*WHAT YOU HAVE TO DO:*
Could you repeat the records below exactly, leaving the pictures out?

*** PROVIDED ENTRIES Section Begins ***

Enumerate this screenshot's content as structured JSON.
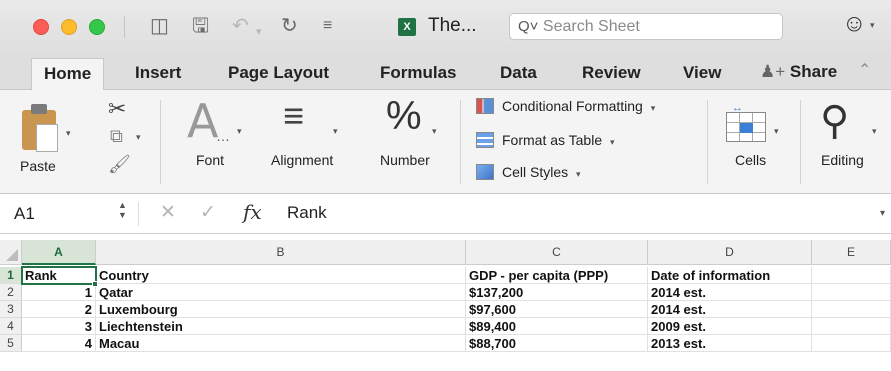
{
  "titlebar": {
    "doc_title": "The...",
    "search_placeholder": "Search Sheet",
    "excel_badge": "X"
  },
  "tabs": [
    "Home",
    "Insert",
    "Page Layout",
    "Formulas",
    "Data",
    "Review",
    "View"
  ],
  "active_tab": "Home",
  "share_label": "Share",
  "ribbon": {
    "paste": "Paste",
    "font": "Font",
    "alignment": "Alignment",
    "number": "Number",
    "number_glyph": "%",
    "font_glyph": "A",
    "conditional_formatting": "Conditional Formatting",
    "format_as_table": "Format as Table",
    "cell_styles": "Cell Styles",
    "cells": "Cells",
    "editing": "Editing"
  },
  "formula_bar": {
    "name_box": "A1",
    "fx": "fx",
    "content": "Rank"
  },
  "grid": {
    "columns": [
      "A",
      "B",
      "C",
      "D",
      "E"
    ],
    "rows": [
      "1",
      "2",
      "3",
      "4",
      "5"
    ],
    "header": {
      "rank": "Rank",
      "country": "Country",
      "gdp": "GDP - per capita (PPP)",
      "date": "Date of information"
    },
    "data": [
      {
        "rank": "1",
        "country": "Qatar",
        "gdp": "$137,200",
        "date": "2014 est."
      },
      {
        "rank": "2",
        "country": "Luxembourg",
        "gdp": "$97,600",
        "date": "2014 est."
      },
      {
        "rank": "3",
        "country": "Liechtenstein",
        "gdp": "$89,400",
        "date": "2009 est."
      },
      {
        "rank": "4",
        "country": "Macau",
        "gdp": "$88,700",
        "date": "2013 est."
      }
    ]
  },
  "colors": {
    "excel_green": "#217346",
    "accent_blue": "#3b7fd9"
  }
}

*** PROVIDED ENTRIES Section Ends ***

*SOLUTION TO THE PROBLEM:*
Enumerate this screenshot's content as structured JSON.
{
  "titlebar": {
    "doc_title": "The...",
    "search_placeholder": "Search Sheet",
    "excel_badge": "X"
  },
  "tabs": [
    "Home",
    "Insert",
    "Page Layout",
    "Formulas",
    "Data",
    "Review",
    "View"
  ],
  "active_tab": "Home",
  "share_label": "Share",
  "ribbon": {
    "paste": "Paste",
    "font": "Font",
    "alignment": "Alignment",
    "number": "Number",
    "number_glyph": "%",
    "font_glyph": "A",
    "conditional_formatting": "Conditional Formatting",
    "format_as_table": "Format as Table",
    "cell_styles": "Cell Styles",
    "cells": "Cells",
    "editing": "Editing"
  },
  "formula_bar": {
    "name_box": "A1",
    "fx": "fx",
    "content": "Rank"
  },
  "grid": {
    "columns": [
      "A",
      "B",
      "C",
      "D",
      "E"
    ],
    "rows": [
      "1",
      "2",
      "3",
      "4",
      "5"
    ],
    "header": {
      "rank": "Rank",
      "country": "Country",
      "gdp": "GDP - per capita (PPP)",
      "date": "Date of information"
    },
    "data": [
      {
        "rank": "1",
        "country": "Qatar",
        "gdp": "$137,200",
        "date": "2014 est."
      },
      {
        "rank": "2",
        "country": "Luxembourg",
        "gdp": "$97,600",
        "date": "2014 est."
      },
      {
        "rank": "3",
        "country": "Liechtenstein",
        "gdp": "$89,400",
        "date": "2009 est."
      },
      {
        "rank": "4",
        "country": "Macau",
        "gdp": "$88,700",
        "date": "2013 est."
      }
    ]
  },
  "colors": {
    "excel_green": "#217346",
    "accent_blue": "#3b7fd9"
  }
}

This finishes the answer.